We celebrate Brighid in February because according to the Celtic lunar calendar Feb. 2, 2019, is Imbolc, one of the major festivals of the year. From the link:
“It is time to let go of the past and to look to the future, clearing out the old, making both outer and inner space for new beginnings. This can be done in numerous ways, from spring cleaning your home to clearing the mind and heart to allow inspiration to enter for the new cycle. It’s a good time for wish-making or making a dedication.” Or a novena!
A novena is a 9-day mindful supplication made on behalf of a particular intention, grace or favor. Among religious types, it’s a 9-day prayer frequently bedeviled with sin, sacrifice and a general sense of unworthiness. Among spiritual types, on the other hand, it enlivens the beautiful image of Chrysalis’ Lovers card (left) – airy, worthy and free.
In either instance a novena carries a sense of urgency and focus. The supplicant wants answers! Personally, I’ve found that novenas always produce answers and quite often in less than 9-days. So please add your own intentions to this novena.
Over the next 9 days our blogs will feature Chrysalis cards whose specific intention is clarity. We seek clarity of understanding about what’s really going on in our turbulent world.
Tarot is especially useful in attaining such clarity and, of course, so is prayer, meditation active imagination and lucid dreaming. Tarot is especially useful because it is a dialog – indeed a union – between the supplicant and the Otherworld.
The depiction in the lovers card, rich with nature’s symbolism (Tree of Life, Sun and Moon), is of a marriage – a union. On the microcosmic profane level, this card can be interpreted as the apotheosis of Arthur and Brighid, whose special day was February 1. (Tomorrow’s novena will center on Brighid.) Merlin performs the microcosmic ceremony as High Priest.
On the macrocosmic sacred level, the lovers’ wedding feast depicts the union of Heaven and Earth, of the seen and the unseen. It’s known as the Hieros Gamos. This is important because unless we as taroists recognize that our discipline necessitates mindful dialog across the threshold and into the unseen world to engender ascension or Higher Consciousness, then destiny becomes simply a 7-letter skeleton holding a deck of tarot cards – a mere chrysalis of potentiality frozen in time.
Higher consciousness is the fulfillment of destiny. It allows us to burst forth from the chrysalis into eternal time.
Please pay particular attention to the Music of the Spheres during this novena. By that I allude to synchronicities, symbols, oddities, dreams, etc. This novena is composed to reveal not only clarity for the here and now, but also to glimpse forward into the next 9 years.

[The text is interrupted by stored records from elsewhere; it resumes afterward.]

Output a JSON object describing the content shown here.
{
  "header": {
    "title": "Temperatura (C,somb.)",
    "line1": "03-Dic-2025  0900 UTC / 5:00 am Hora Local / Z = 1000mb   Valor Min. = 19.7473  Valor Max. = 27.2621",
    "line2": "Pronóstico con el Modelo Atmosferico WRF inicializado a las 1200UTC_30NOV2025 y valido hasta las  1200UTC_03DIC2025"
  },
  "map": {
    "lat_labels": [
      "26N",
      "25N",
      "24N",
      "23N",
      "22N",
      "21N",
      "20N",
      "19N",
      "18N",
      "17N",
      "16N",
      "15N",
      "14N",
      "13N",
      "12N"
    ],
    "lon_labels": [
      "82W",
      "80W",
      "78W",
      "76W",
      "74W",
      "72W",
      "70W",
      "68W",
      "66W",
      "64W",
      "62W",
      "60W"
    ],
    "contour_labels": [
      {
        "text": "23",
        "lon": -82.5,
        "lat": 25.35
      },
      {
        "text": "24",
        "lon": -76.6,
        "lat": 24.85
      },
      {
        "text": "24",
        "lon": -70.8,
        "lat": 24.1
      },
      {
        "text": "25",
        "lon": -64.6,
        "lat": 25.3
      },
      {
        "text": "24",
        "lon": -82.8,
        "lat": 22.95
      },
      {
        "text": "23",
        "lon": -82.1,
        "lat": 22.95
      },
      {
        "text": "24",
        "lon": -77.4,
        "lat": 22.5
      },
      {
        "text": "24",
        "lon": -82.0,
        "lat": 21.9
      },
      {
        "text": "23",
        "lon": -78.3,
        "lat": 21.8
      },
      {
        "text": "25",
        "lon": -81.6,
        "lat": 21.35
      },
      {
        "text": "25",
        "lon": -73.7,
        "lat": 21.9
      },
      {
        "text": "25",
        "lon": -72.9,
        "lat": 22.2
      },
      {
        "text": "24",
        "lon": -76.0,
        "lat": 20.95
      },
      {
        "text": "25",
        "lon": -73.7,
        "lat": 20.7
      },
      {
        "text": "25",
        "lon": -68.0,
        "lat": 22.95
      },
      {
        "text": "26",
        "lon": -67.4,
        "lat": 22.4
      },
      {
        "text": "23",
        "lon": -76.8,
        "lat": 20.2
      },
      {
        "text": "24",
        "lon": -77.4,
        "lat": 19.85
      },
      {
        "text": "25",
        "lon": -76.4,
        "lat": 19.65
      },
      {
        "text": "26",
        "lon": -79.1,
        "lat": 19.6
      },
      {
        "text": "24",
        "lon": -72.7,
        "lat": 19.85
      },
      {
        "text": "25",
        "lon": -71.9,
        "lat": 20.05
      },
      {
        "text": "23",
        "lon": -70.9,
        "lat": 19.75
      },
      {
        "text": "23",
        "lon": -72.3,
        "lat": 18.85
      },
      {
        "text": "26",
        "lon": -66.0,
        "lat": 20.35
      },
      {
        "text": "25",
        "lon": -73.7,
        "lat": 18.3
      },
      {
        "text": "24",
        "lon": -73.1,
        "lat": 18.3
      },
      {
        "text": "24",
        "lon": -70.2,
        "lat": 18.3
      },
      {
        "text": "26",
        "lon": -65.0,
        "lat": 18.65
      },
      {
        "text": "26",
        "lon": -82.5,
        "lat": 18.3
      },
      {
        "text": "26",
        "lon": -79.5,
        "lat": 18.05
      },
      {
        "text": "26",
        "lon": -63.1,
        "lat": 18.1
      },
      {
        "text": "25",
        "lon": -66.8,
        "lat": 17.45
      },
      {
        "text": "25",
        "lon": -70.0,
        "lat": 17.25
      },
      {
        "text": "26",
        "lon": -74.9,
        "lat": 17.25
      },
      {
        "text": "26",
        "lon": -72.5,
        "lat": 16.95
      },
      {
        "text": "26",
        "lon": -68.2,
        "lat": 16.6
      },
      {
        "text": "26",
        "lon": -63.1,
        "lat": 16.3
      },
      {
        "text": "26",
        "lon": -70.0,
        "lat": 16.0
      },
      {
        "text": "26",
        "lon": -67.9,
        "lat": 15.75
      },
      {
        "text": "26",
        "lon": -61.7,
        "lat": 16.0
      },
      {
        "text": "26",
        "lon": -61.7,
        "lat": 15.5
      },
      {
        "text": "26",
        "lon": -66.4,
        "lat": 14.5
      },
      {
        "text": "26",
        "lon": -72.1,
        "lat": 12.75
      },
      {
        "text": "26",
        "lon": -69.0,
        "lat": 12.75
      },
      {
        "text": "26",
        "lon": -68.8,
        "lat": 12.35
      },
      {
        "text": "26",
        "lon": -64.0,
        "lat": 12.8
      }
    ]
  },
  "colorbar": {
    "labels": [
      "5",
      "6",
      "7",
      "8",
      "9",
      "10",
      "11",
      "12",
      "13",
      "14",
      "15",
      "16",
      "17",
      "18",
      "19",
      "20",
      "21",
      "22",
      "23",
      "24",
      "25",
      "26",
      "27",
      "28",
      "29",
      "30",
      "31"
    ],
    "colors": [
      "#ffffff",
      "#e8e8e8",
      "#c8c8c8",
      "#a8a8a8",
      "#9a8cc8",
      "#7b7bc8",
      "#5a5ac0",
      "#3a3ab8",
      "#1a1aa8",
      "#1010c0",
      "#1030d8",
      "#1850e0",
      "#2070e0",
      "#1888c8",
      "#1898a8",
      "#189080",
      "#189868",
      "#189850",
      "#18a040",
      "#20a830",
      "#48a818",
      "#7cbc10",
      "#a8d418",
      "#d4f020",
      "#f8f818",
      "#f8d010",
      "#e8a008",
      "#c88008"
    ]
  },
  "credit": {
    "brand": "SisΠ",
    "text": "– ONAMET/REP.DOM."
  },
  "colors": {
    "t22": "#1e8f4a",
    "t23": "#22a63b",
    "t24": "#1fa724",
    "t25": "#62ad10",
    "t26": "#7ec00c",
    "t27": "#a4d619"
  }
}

It is during these coming 9 years that a new paradigm will replace the old. The thoroughly refuted scientific materialism worldview – the notion that if you can’t measure it, then it must not exist – will give way to a holistic worldview that integrates, rather than separates, consciousness and matter. This new paradigm will herald the most exciting evolution of consciousness in human history!
Please do add your own personal intentions for clarity on any matter to this novena. You can have novena blogs emailed directly to you by punching the Follow button below.